Use for your first practice two pieces of a heavy string, about two feet long. If possible dye one of them so that they will be of contrasting colors. Laying the two strands together, tie a knot in them and as you draw this knot tight, put one strand in it over the left forefinger, making a slip noose. Call this strand A, noting its color, and the other one B. With the slip noose over the forefinger, hold the knot between the thumb and middle finger of the left hand. With the right forefinger pick up strand B and draw it in a loop through the slip noose, either from left or right as seems easier to you. You now have a slip noose on each forefinger. Slip A off the left forefinger, transfer the knot to the right hand, holding it there also between the thumb and middle finger, and draw A tight (for this time only by the short end). You are holding nothing now in the left hand. Next catch up A with the left forefinger, draw it through the loop in B, transfer the knot to the left hand and draw B tight. Continue in this way, always having the loops made in A over the left forefinger and those in B over the right one. The finished cord should be rolled to make it evenly round. Figure 9, A, shows how the cord looks as you go on.
Monks cord is effective done with a number of strands of wool or silk, divided into two groups as is illustrated in Figure 9, A. If it is heavy enough, it can be used for a girdle, such as Fra Lippo Lippi wore after he turned monk and put on
The warm serge and the rope that goes all round.
With No. 3 mercerized crochet cotton a fine strong cord for a curtain pull can be made. Waxed Belfast or Dreadnought cord in various colors may be used for dog leashes. Before the knotting is started the strands for a leash are usually doubled over the swivel of a snap-catch which will fasten the leash to a dog's collar.
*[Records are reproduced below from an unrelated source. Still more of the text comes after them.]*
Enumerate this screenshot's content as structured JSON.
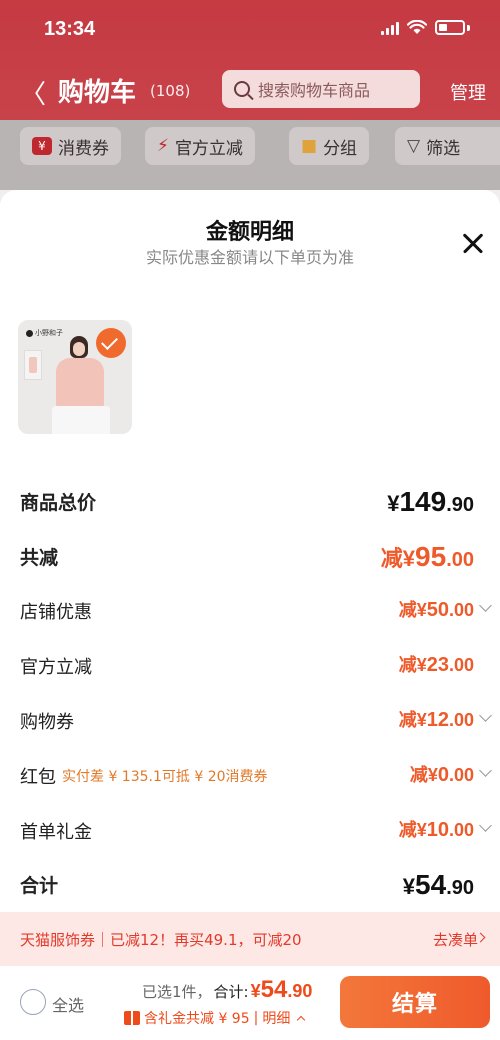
{
  "status_bar": {
    "time": "13:34"
  },
  "nav": {
    "back_glyph": "〈",
    "title": "购物车",
    "count": "(108)",
    "search_placeholder": "搜索购物车商品",
    "manage": "管理"
  },
  "filters": [
    {
      "icon": "coupon-icon",
      "label": "消费券"
    },
    {
      "icon": "lightning-icon",
      "label": "官方立减"
    },
    {
      "icon": "folder-icon",
      "label": "分组"
    },
    {
      "icon": "filter-icon",
      "label": "筛选"
    }
  ],
  "sheet": {
    "title": "金额明细",
    "subtitle": "实际优惠金额请以下单页为准",
    "product": {
      "brand": "小野和子",
      "selected": true
    },
    "rows": [
      {
        "label": "商品总价",
        "yen": "¥",
        "int": "149",
        "dec": ".90",
        "prefix": ""
      },
      {
        "label": "共减",
        "prefix": "减",
        "yen": "¥",
        "int": "95",
        "dec": ".00"
      },
      {
        "label": "店铺优惠",
        "prefix": "减",
        "yen": "¥",
        "int": "50",
        "dec": ".00"
      },
      {
        "label": "官方立减",
        "prefix": "减",
        "yen": "¥",
        "int": "23",
        "dec": ".00"
      },
      {
        "label": "购物券",
        "prefix": "减",
        "yen": "¥",
        "int": "12",
        "dec": ".00"
      },
      {
        "label": "红包",
        "note": "实付差 ¥ 135.1可抵 ¥ 20消费券",
        "prefix": "减",
        "yen": "¥",
        "int": "0",
        "dec": ".00"
      },
      {
        "label": "首单礼金",
        "prefix": "减",
        "yen": "¥",
        "int": "10",
        "dec": ".00"
      },
      {
        "label": "合计",
        "yen": "¥",
        "int": "54",
        "dec": ".90",
        "prefix": ""
      }
    ],
    "promo": {
      "text": "天猫服饰券｜已减12！再买49.1，可减20",
      "link": "去凑单"
    }
  },
  "bottom": {
    "select_all": "全选",
    "selected_text": "已选1件，",
    "total_label": "合计:",
    "total_yen": "¥",
    "total_int": "54",
    "total_dec": ".90",
    "gift_text": "含礼金共减 ¥ 95",
    "detail_link": "明细",
    "checkout": "结算"
  },
  "colors": {
    "accent": "#ee5a2a",
    "header": "#c63a42",
    "promo_bg": "#fde8e6"
  }
}
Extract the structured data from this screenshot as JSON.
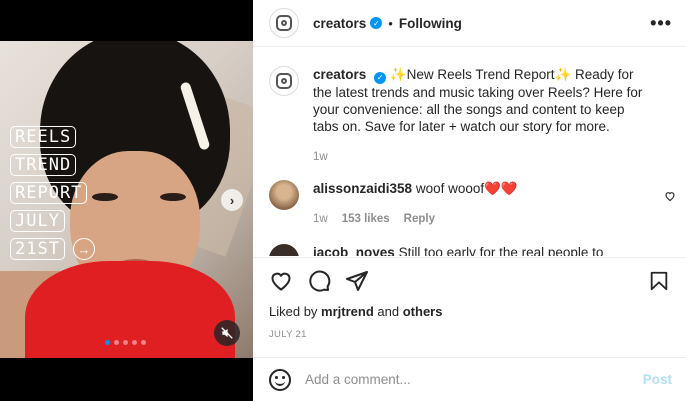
{
  "post": {
    "stickers": [
      "REELS",
      "TREND",
      "REPORT",
      "JULY",
      "21ST"
    ],
    "carousel_count": 5,
    "carousel_active": 0
  },
  "header": {
    "username": "creators",
    "separator": "•",
    "follow_status": "Following",
    "more": "•••"
  },
  "caption": {
    "username": "creators",
    "text": "✨New Reels Trend Report✨ Ready for the latest trends and music taking over Reels? Here for your convenience: all the songs and content to keep tabs on. Save for later + watch our story for more.",
    "time": "1w"
  },
  "comments": [
    {
      "username": "alissonzaidi358",
      "text": "woof wooof❤️❤️",
      "time": "1w",
      "likes": "153 likes",
      "reply": "Reply"
    },
    {
      "username": "jacob_noyes",
      "text": "Still too early for the real people to"
    }
  ],
  "likes_line": {
    "prefix": "Liked by",
    "user": "mrjtrend",
    "middle": "and",
    "others": "others"
  },
  "date": "JULY 21",
  "comment_box": {
    "placeholder": "Add a comment...",
    "post_label": "Post"
  },
  "colors": {
    "accent": "#0095f6",
    "post_disabled": "#b2dffc",
    "heart": "#ed4956"
  }
}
Sailors' Knots, Cyrus Lawrence Day. Dodd, Mead & Company, New York. 1935. Knots, splices, sennits and seizings, illustrated with over fifty photographic plates. Detailed directions for tying knots. Interesting comments on their history and uses.
String Figures, Caroline Furness Jayne. Charles Scribner's Sons, New York. 1906. "A study of cat's cradle in many lands." Numerous and very clear illustrations.
The Braiding and Knotting Book, Constantine A. Belash. The Beacon Press, Boston. 1936.